When you copy the listing, skip the images and return each line verbatim.
Data extracts: Begin
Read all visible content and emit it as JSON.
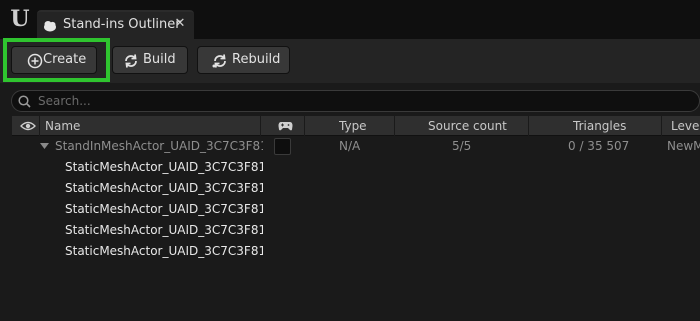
{
  "tab": {
    "title": "Stand-ins Outliner",
    "close_glyph": "✕"
  },
  "logo": {
    "glyph": "U",
    "icon": "unreal-engine-logo"
  },
  "toolbar": {
    "create_label": "Create",
    "build_label": "Build",
    "rebuild_label": "Rebuild",
    "highlight_color": "#2fc42f"
  },
  "search": {
    "placeholder": "Search...",
    "value": ""
  },
  "columns": {
    "visibility_icon": "eye-icon",
    "name": "Name",
    "game_icon": "gamepad-icon",
    "type": "Type",
    "source_count": "Source count",
    "triangles": "Triangles",
    "level": "Leve"
  },
  "rows": {
    "parent": {
      "name": "StandInMeshActor_UAID_3C7C3F81",
      "type": "N/A",
      "source_count": "5/5",
      "triangles": "0 / 35 507",
      "level": "NewM"
    },
    "children": [
      {
        "name": "StaticMeshActor_UAID_3C7C3F81"
      },
      {
        "name": "StaticMeshActor_UAID_3C7C3F81"
      },
      {
        "name": "StaticMeshActor_UAID_3C7C3F81"
      },
      {
        "name": "StaticMeshActor_UAID_3C7C3F81"
      },
      {
        "name": "StaticMeshActor_UAID_3C7C3F81"
      }
    ]
  }
}
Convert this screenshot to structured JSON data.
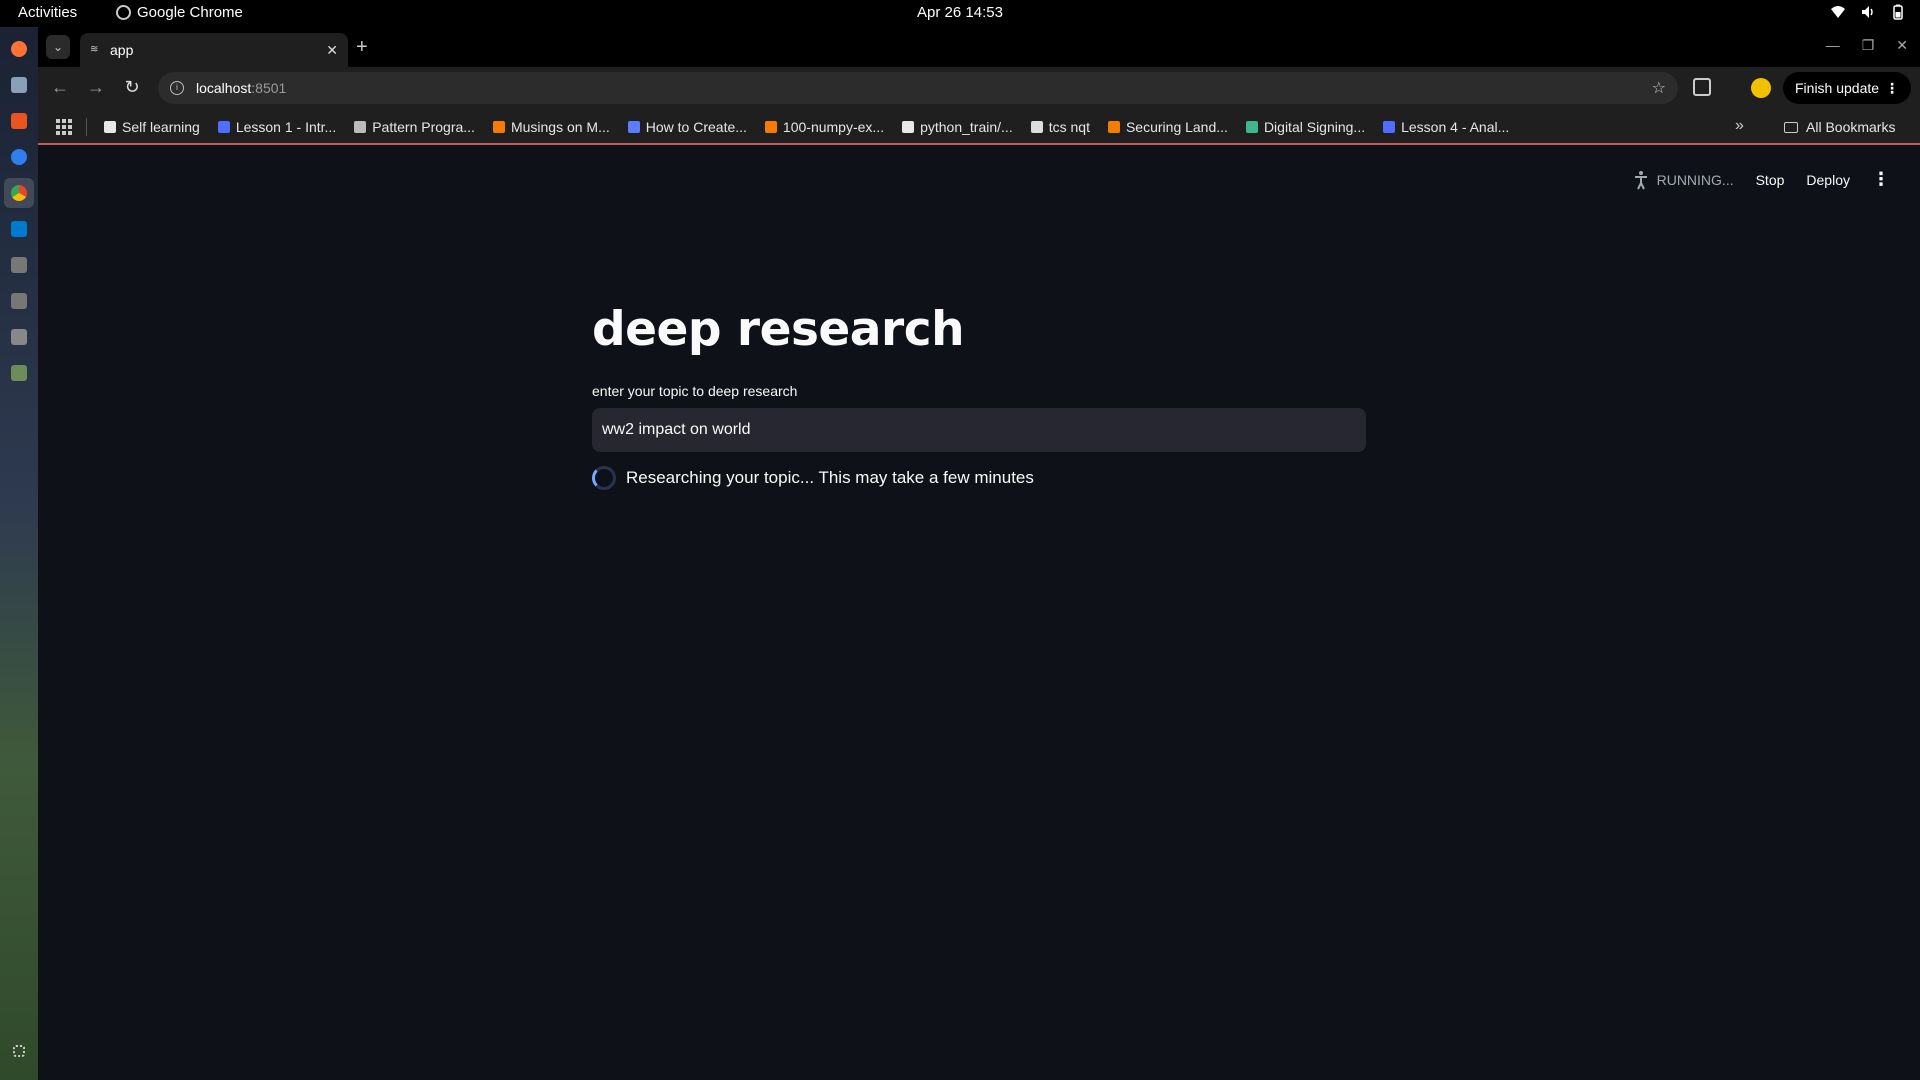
{
  "system": {
    "activities_label": "Activities",
    "app_name": "Google Chrome",
    "clock": "Apr 26  14:53"
  },
  "browser": {
    "tab_title": "app",
    "url_host": "localhost",
    "url_port": ":8501",
    "finish_update_label": "Finish update",
    "bookmarks": [
      {
        "label": "Self learning",
        "color": "#e8e8e8"
      },
      {
        "label": "Lesson 1 - Intr...",
        "color": "#4f6dff"
      },
      {
        "label": "Pattern Progra...",
        "color": "#bbbbbb"
      },
      {
        "label": "Musings on M...",
        "color": "#f57c00"
      },
      {
        "label": "How to Create...",
        "color": "#5c7cfa"
      },
      {
        "label": "100-numpy-ex...",
        "color": "#f57c00"
      },
      {
        "label": "python_train/...",
        "color": "#e8e8e8"
      },
      {
        "label": "tcs nqt",
        "color": "#dddddd"
      },
      {
        "label": "Securing Land...",
        "color": "#f57c00"
      },
      {
        "label": "Digital Signing...",
        "color": "#3fb68b"
      },
      {
        "label": "Lesson 4 - Anal...",
        "color": "#4f6dff"
      }
    ],
    "all_bookmarks_label": "All Bookmarks"
  },
  "app": {
    "status_label": "RUNNING...",
    "stop_label": "Stop",
    "deploy_label": "Deploy",
    "title": "deep research",
    "input_label": "enter your topic to deep research",
    "input_value": "ww2 impact on world",
    "spinner_text": "Researching your topic... This may take a few minutes"
  }
}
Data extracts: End
▸ Your solution
Read all visible content and emit it as JSON.
{
  "tab": {
    "title": "Stand-ins Outliner",
    "close_glyph": "✕"
  },
  "logo": {
    "glyph": "U",
    "icon": "unreal-engine-logo"
  },
  "toolbar": {
    "create_label": "Create",
    "build_label": "Build",
    "rebuild_label": "Rebuild",
    "highlight_color": "#2fc42f"
  },
  "search": {
    "placeholder": "Search...",
    "value": ""
  },
  "columns": {
    "visibility_icon": "eye-icon",
    "name": "Name",
    "game_icon": "gamepad-icon",
    "type": "Type",
    "source_count": "Source count",
    "triangles": "Triangles",
    "level": "Leve"
  },
  "rows": {
    "parent": {
      "name": "StandInMeshActor_UAID_3C7C3F81",
      "type": "N/A",
      "source_count": "5/5",
      "triangles": "0 / 35 507",
      "level": "NewM"
    },
    "children": [
      {
        "name": "StaticMeshActor_UAID_3C7C3F81"
      },
      {
        "name": "StaticMeshActor_UAID_3C7C3F81"
      },
      {
        "name": "StaticMeshActor_UAID_3C7C3F81"
      },
      {
        "name": "StaticMeshActor_UAID_3C7C3F81"
      },
      {
        "name": "StaticMeshActor_UAID_3C7C3F81"
      }
    ]
  }
}
Convert this screenshot to structured JSON data.
{
  "system": {
    "activities_label": "Activities",
    "app_name": "Google Chrome",
    "clock": "Apr 26  14:53"
  },
  "browser": {
    "tab_title": "app",
    "url_host": "localhost",
    "url_port": ":8501",
    "finish_update_label": "Finish update",
    "bookmarks": [
      {
        "label": "Self learning",
        "color": "#e8e8e8"
      },
      {
        "label": "Lesson 1 - Intr...",
        "color": "#4f6dff"
      },
      {
        "label": "Pattern Progra...",
        "color": "#bbbbbb"
      },
      {
        "label": "Musings on M...",
        "color": "#f57c00"
      },
      {
        "label": "How to Create...",
        "color": "#5c7cfa"
      },
      {
        "label": "100-numpy-ex...",
        "color": "#f57c00"
      },
      {
        "label": "python_train/...",
        "color": "#e8e8e8"
      },
      {
        "label": "tcs nqt",
        "color": "#dddddd"
      },
      {
        "label": "Securing Land...",
        "color": "#f57c00"
      },
      {
        "label": "Digital Signing...",
        "color": "#3fb68b"
      },
      {
        "label": "Lesson 4 - Anal...",
        "color": "#4f6dff"
      }
    ],
    "all_bookmarks_label": "All Bookmarks"
  },
  "app": {
    "status_label": "RUNNING...",
    "stop_label": "Stop",
    "deploy_label": "Deploy",
    "title": "deep research",
    "input_label": "enter your topic to deep research",
    "input_value": "ww2 impact on world",
    "spinner_text": "Researching your topic... This may take a few minutes"
  }
}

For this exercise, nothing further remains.